GitLab is particularly interesting for developers and programmers and makes their daily work easier. When using a version control system, several programmers can develop at the same time, for example by working on different features. We at Mittwald also work with GitLab for this very reason. Above all, it helps us with agile and cross-departmental collaboration on various projects.


The steady one Versioning ensures that all changes are logged and ensures that work is not lost or accidentally overwritten. Changes made to the code can not only be monitored, but also reversed if necessary.

GitLab is a web-based VCS, but so is that hosted on its own server can be. The projects created there are organized in digital archives called repositories.
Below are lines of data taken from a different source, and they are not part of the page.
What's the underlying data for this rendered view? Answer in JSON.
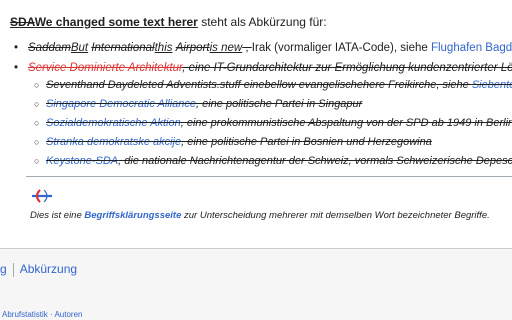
{
  "lead": {
    "old_text": "SDA",
    "new_text": "We changed some text herer",
    "rest": " steht als Abkürzung für:"
  },
  "list1": [
    {
      "parts": [
        {
          "t": "Saddam",
          "s": "strike-italic"
        },
        {
          "t": "But",
          "s": "uline-italic"
        },
        {
          "t": " ",
          "s": ""
        },
        {
          "t": "International",
          "s": "strike-italic"
        },
        {
          "t": "this",
          "s": "uline-italic"
        },
        {
          "t": " ",
          "s": ""
        },
        {
          "t": "Airport",
          "s": "strike-italic"
        },
        {
          "t": "is new",
          "s": "uline-italic"
        },
        {
          "t": " , ",
          "s": "strike"
        },
        {
          "t": "Irak (vormaliger IATA-Code), siehe ",
          "s": "plain"
        },
        {
          "t": "Flughafen Bagdad",
          "s": "link"
        }
      ]
    },
    {
      "parts": [
        {
          "t": "Service Dominierte Architektur",
          "s": "red-strike-italic"
        },
        {
          "t": ", eine IT-Grundarchitektur zur Ermöglichung kundenzentrierter Lösungen",
          "s": "strike-italic"
        }
      ]
    }
  ],
  "list2": [
    {
      "parts": [
        {
          "t": "Seventhand",
          "s": "black"
        },
        {
          "t": " ",
          "s": "black"
        },
        {
          "t": "Day",
          "s": "black"
        },
        {
          "t": "deleted ",
          "s": "black"
        },
        {
          "t": "Adventists",
          "s": "black"
        },
        {
          "t": ".stuff ",
          "s": "black"
        },
        {
          "t": "eine",
          "s": "black"
        },
        {
          "t": "bellow evangelische",
          "s": "black"
        },
        {
          "t": "here ",
          "s": "black"
        },
        {
          "t": "Freikirche",
          "s": "black"
        },
        {
          "t": ", siehe ",
          "s": "black"
        },
        {
          "t": "Siebenten-Tags-Adventisten",
          "s": "link"
        }
      ]
    },
    {
      "parts": [
        {
          "t": "Singapore Democratic Alliance",
          "s": "link"
        },
        {
          "t": ", eine politische Partei in Singapur",
          "s": "black"
        }
      ]
    },
    {
      "parts": [
        {
          "t": "Sozialdemokratische Aktion",
          "s": "link"
        },
        {
          "t": ", eine prokommunistische Abspaltung von der SPD ab 1949 in Berlin",
          "s": "black"
        }
      ]
    },
    {
      "parts": [
        {
          "t": "Stranka demokratske akcije",
          "s": "link"
        },
        {
          "t": ", eine politische Partei in Bosnien und Herzegowina",
          "s": "black"
        }
      ]
    },
    {
      "parts": [
        {
          "t": "Keystone-SDA",
          "s": "link"
        },
        {
          "t": ", die nationale Nachrichtenagentur der Schweiz, vormals Schweizerische Depeschenagentur",
          "s": "black"
        }
      ]
    }
  ],
  "disambiguation": {
    "prefix": "Dies ist eine ",
    "link": "Begriffsklärungsseite",
    "suffix": " zur Unterscheidung mehrerer mit demselben Wort bezeichneter Begriffe."
  },
  "categories": {
    "left_fragment": "g",
    "item": "Abkürzung"
  },
  "footer": {
    "text": "Abrufstatistik · Autoren"
  },
  "colors": {
    "link": "#3366cc",
    "redlink": "#dd3333",
    "text": "#202122"
  }
}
A Repository contains all components of a project, for example all associated PHP, JavaScript, HTML and CSS files.

All project participants can get a working copy (Working copy) of the repository on your computer (check out). After editing the copy, the files are uploaded (checked in) back to the repository. Means Commit the changes can be added to the repository. GitLab takes care of the documentation of the changes and enables, for example, the Comparability of the versions.


That is an essential function Branching, which is particularly easy and quick to do with Git. Branching means that programmers can create a separate branch of work that branches off the main line of development. This can be used as a new context be considered so that in such a branch, for example, a new feature can be worked on without affecting or even damaging the main line.
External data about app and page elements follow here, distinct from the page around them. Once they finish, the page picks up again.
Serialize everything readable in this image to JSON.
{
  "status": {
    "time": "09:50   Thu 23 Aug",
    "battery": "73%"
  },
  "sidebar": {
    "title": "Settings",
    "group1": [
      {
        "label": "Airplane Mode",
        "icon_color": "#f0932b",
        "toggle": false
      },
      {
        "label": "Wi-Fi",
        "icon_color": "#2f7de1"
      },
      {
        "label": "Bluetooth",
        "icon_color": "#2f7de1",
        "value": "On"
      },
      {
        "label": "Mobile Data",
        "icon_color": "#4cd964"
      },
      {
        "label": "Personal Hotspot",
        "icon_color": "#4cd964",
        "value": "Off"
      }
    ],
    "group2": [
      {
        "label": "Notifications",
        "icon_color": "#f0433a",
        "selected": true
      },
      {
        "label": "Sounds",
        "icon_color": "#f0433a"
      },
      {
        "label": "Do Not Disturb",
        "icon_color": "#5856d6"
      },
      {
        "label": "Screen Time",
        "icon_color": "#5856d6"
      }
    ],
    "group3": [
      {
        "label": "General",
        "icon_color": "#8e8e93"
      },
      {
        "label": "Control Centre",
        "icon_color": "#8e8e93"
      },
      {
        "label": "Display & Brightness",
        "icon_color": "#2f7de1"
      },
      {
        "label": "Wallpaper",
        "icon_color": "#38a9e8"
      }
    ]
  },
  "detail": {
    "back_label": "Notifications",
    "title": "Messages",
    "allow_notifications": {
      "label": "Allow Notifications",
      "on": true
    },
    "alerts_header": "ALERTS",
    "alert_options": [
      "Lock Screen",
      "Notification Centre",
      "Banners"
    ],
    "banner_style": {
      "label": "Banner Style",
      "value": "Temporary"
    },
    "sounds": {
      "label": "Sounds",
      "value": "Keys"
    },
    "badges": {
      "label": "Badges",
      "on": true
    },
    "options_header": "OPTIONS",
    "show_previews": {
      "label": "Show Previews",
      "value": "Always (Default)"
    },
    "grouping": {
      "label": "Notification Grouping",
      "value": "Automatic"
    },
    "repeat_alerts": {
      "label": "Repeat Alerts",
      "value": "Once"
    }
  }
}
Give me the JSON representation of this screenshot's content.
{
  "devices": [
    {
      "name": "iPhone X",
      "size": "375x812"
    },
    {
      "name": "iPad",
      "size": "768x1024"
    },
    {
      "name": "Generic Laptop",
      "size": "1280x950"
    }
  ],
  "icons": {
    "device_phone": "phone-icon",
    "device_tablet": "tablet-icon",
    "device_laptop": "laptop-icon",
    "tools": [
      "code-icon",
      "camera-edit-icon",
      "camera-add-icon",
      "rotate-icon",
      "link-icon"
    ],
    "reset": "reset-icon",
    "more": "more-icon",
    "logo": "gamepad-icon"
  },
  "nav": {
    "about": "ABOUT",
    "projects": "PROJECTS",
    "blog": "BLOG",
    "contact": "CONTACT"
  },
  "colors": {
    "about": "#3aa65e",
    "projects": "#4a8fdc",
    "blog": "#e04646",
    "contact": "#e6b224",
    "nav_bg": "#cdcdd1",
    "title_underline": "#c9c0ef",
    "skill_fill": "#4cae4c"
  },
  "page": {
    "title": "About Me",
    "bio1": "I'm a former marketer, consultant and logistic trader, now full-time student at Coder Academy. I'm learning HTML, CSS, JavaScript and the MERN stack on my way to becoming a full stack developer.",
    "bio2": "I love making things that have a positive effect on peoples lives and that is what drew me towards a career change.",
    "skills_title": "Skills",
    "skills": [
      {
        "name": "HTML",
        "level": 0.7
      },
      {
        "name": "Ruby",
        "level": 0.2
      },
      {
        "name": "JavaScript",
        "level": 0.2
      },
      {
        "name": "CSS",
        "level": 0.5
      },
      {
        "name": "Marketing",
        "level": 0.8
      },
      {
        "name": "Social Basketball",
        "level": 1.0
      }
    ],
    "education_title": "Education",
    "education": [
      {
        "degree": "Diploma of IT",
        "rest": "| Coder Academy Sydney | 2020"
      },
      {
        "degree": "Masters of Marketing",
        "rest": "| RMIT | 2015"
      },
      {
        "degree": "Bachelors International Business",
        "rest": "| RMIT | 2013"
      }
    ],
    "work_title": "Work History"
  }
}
Features of GitLab at a glance:

  • Code review
  • Bug tracking
  • personal and private branches
  • several Git repositories manageable
  • High availability in the active / active cluster possible
  • Code snippets
  • Access Control
  • Issue tracking
  • Web hooks
  • integrated and free continuous integration / delivery (CI / CD)
  • Wiki

What licenses are there from GitLab?
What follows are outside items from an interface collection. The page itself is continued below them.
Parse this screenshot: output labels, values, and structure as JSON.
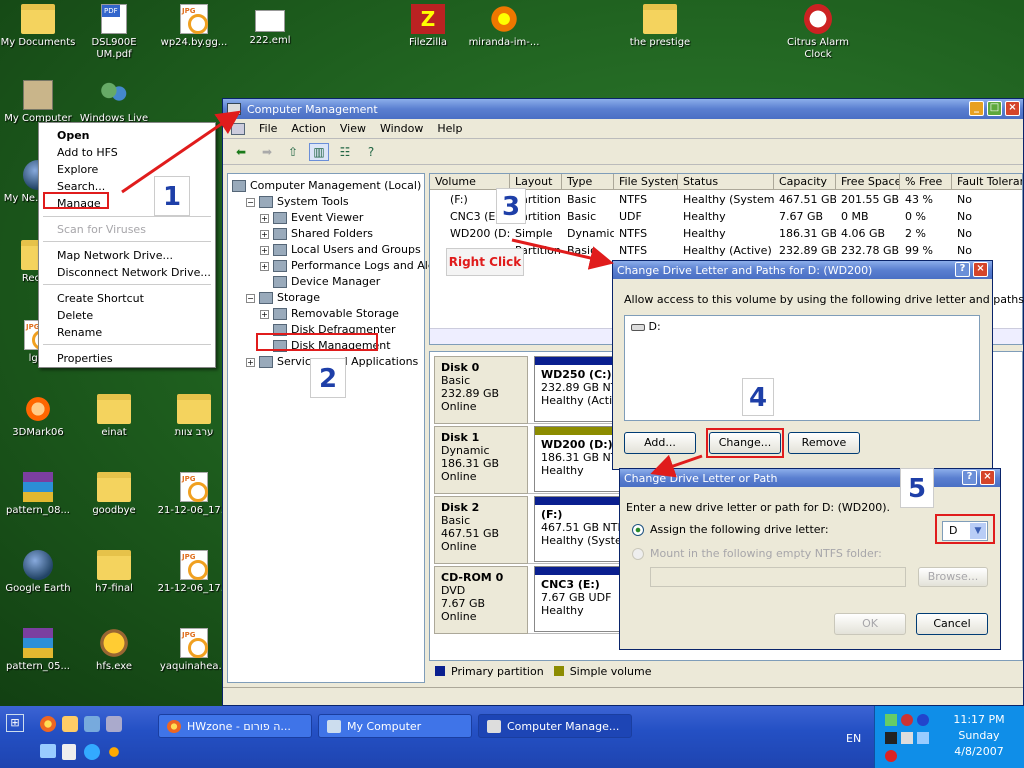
{
  "desktop": {
    "icons": [
      {
        "label": "My Documents",
        "type": "folder"
      },
      {
        "label": "DSL900E UM.pdf",
        "type": "pdf"
      },
      {
        "label": "wp24.by.gg...",
        "type": "jpg"
      },
      {
        "label": "222.eml",
        "type": "mail"
      },
      {
        "label": "FileZilla",
        "type": "fz"
      },
      {
        "label": "miranda-im-...",
        "type": "flower"
      },
      {
        "label": "the prestige",
        "type": "folder"
      },
      {
        "label": "Citrus Alarm Clock",
        "type": "clock"
      },
      {
        "label": "My Computer",
        "type": "pc"
      },
      {
        "label": "Windows Live",
        "type": "users"
      },
      {
        "label": "My Ne... Pla...",
        "type": "globe"
      },
      {
        "label": "Recy...",
        "type": "folder"
      },
      {
        "label": "lg...",
        "type": "jpg"
      },
      {
        "label": "3DMark06",
        "type": "gear"
      },
      {
        "label": "einat",
        "type": "folder"
      },
      {
        "label": "ערב צוות",
        "type": "folder"
      },
      {
        "label": "pattern_08...",
        "type": "zip"
      },
      {
        "label": "goodbye",
        "type": "folder"
      },
      {
        "label": "21-12-06_17...",
        "type": "jpg"
      },
      {
        "label": "Google Earth",
        "type": "globe"
      },
      {
        "label": "h7-final",
        "type": "folder"
      },
      {
        "label": "21-12-06_17...",
        "type": "jpg"
      },
      {
        "label": "pattern_05...",
        "type": "zip"
      },
      {
        "label": "hfs.exe",
        "type": "exe"
      },
      {
        "label": "yaquinahea...",
        "type": "jpg"
      }
    ]
  },
  "context_menu": {
    "items": [
      "Open",
      "Add to HFS",
      "Explore",
      "Search...",
      "Manage",
      "Scan for Viruses",
      "Map Network Drive...",
      "Disconnect Network Drive...",
      "Create Shortcut",
      "Delete",
      "Rename",
      "Properties"
    ]
  },
  "computer_management": {
    "title": "Computer Management",
    "menu": [
      "File",
      "Action",
      "View",
      "Window",
      "Help"
    ],
    "tree": [
      {
        "label": "Computer Management (Local)",
        "level": 0,
        "exp": ""
      },
      {
        "label": "System Tools",
        "level": 1,
        "exp": "−"
      },
      {
        "label": "Event Viewer",
        "level": 2,
        "exp": "+"
      },
      {
        "label": "Shared Folders",
        "level": 2,
        "exp": "+"
      },
      {
        "label": "Local Users and Groups",
        "level": 2,
        "exp": "+"
      },
      {
        "label": "Performance Logs and Alerts",
        "level": 2,
        "exp": "+"
      },
      {
        "label": "Device Manager",
        "level": 2,
        "exp": ""
      },
      {
        "label": "Storage",
        "level": 1,
        "exp": "−"
      },
      {
        "label": "Removable Storage",
        "level": 2,
        "exp": "+"
      },
      {
        "label": "Disk Defragmenter",
        "level": 2,
        "exp": ""
      },
      {
        "label": "Disk Management",
        "level": 2,
        "exp": ""
      },
      {
        "label": "Services and Applications",
        "level": 1,
        "exp": "+"
      }
    ],
    "volume_columns": [
      "Volume",
      "Layout",
      "Type",
      "File System",
      "Status",
      "Capacity",
      "Free Space",
      "% Free",
      "Fault Toleran"
    ],
    "volumes": [
      [
        "(F:)",
        "Partition",
        "Basic",
        "NTFS",
        "Healthy (System)",
        "467.51 GB",
        "201.55 GB",
        "43 %",
        "No"
      ],
      [
        "CNC3 (E:)",
        "Partition",
        "Basic",
        "UDF",
        "Healthy",
        "7.67 GB",
        "0 MB",
        "0 %",
        "No"
      ],
      [
        "WD200 (D:)",
        "Simple",
        "Dynamic",
        "NTFS",
        "Healthy",
        "186.31 GB",
        "4.06 GB",
        "2 %",
        "No"
      ],
      [
        "",
        "Partition",
        "Basic",
        "NTFS",
        "Healthy (Active)",
        "232.89 GB",
        "232.78 GB",
        "99 %",
        "No"
      ]
    ],
    "disks": [
      {
        "name": "Disk 0",
        "kind": "Basic",
        "size": "232.89 GB",
        "state": "Online",
        "part_name": "WD250 (C:)",
        "part_size": "232.89 GB NTFS",
        "part_status": "Healthy (Active)"
      },
      {
        "name": "Disk 1",
        "kind": "Dynamic",
        "size": "186.31 GB",
        "state": "Online",
        "part_name": "WD200 (D:)",
        "part_size": "186.31 GB NTFS",
        "part_status": "Healthy"
      },
      {
        "name": "Disk 2",
        "kind": "Basic",
        "size": "467.51 GB",
        "state": "Online",
        "part_name": "(F:)",
        "part_size": "467.51 GB NTFS",
        "part_status": "Healthy (System)"
      },
      {
        "name": "CD-ROM 0",
        "kind": "DVD",
        "size": "7.67 GB",
        "state": "Online",
        "part_name": "CNC3 (E:)",
        "part_size": "7.67 GB UDF",
        "part_status": "Healthy"
      }
    ],
    "legend": {
      "primary": "Primary partition",
      "simple": "Simple volume"
    }
  },
  "dialog_paths": {
    "title": "Change Drive Letter and Paths for D: (WD200)",
    "prompt": "Allow access to this volume by using the following drive letter and paths:",
    "entry": "D:",
    "add": "Add...",
    "change": "Change...",
    "remove": "Remove"
  },
  "dialog_change": {
    "title": "Change Drive Letter or Path",
    "prompt": "Enter a new drive letter or path for D: (WD200).",
    "opt_assign": "Assign the following drive letter:",
    "opt_mount": "Mount in the following empty NTFS folder:",
    "letter": "D",
    "browse": "Browse...",
    "ok": "OK",
    "cancel": "Cancel"
  },
  "annotations": {
    "step1": "1",
    "step2": "2",
    "step3": "3",
    "step4": "4",
    "step5": "5",
    "right_click": "Right Click"
  },
  "taskbar": {
    "tasks": [
      "HWzone - ה פורום...",
      "My Computer",
      "Computer Manage..."
    ],
    "lang": "EN",
    "time": "11:17 PM",
    "day": "Sunday",
    "date": "4/8/2007"
  }
}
GitLab is based on one open core business model. In 2013 the extended Enterprise Edition was introduced so that there are now two license models:


  • CE: Community Edition
  • EE: Enterprise Edition

The Community Edition is distributed under the MIT license. The Enterprise Edition is based on the Community Edition and consequently uses the same core, but with additional functions. EE is subject to a proprietary license. For both versions, however, all JavaScript code is open source.

Advantages and disadvantages of GitLab



  • unlimited private and public repositories
  • Including container registry for Docker image management
  • CI / CD tools are already integrated free of charge
  • easy to use user interface
  • self-organized hosting possible
  • excellent mobile usability
  • numerous statistics on projects are available
  • extensive user and rights management
  • comprehensive wiki-based documentation
  • better safety precautions than the competition




  • Issues cannot be tracked in multiple repositories
  • Servers are less stable than GitHub

With GitLab, programming teams in particular can plan, coordinate, test, deploy and monitor collaborative software and web projects. Everyone involved can securely write and manage the code without disrupting the workflow - regardless of whether it is an agile, waterfall or conversational development method.


GitLab offers numerous customization options for build packs up to CI / CD. The entire workflow can be automated if desired. The code is open source in both the community and enterprise versions. Even the free version is very extensive and powerful.

Do you also use GitLab or are you more of an advocate of GitHub? We like to read in the comments from you guys. ;-)

Viktor is an online marketing specialist and particularly pursues the topic of SEO. When he's not blogging about his favorite CMS WordPress, he deals with every topic in order to help agencies and freelancers to a more productive everyday life. In his spare time Viktor runs a few WordPress sites and can often be found behind a book. You can find him in the morning taking a leisurely walk with his Australian Shepherd Watson.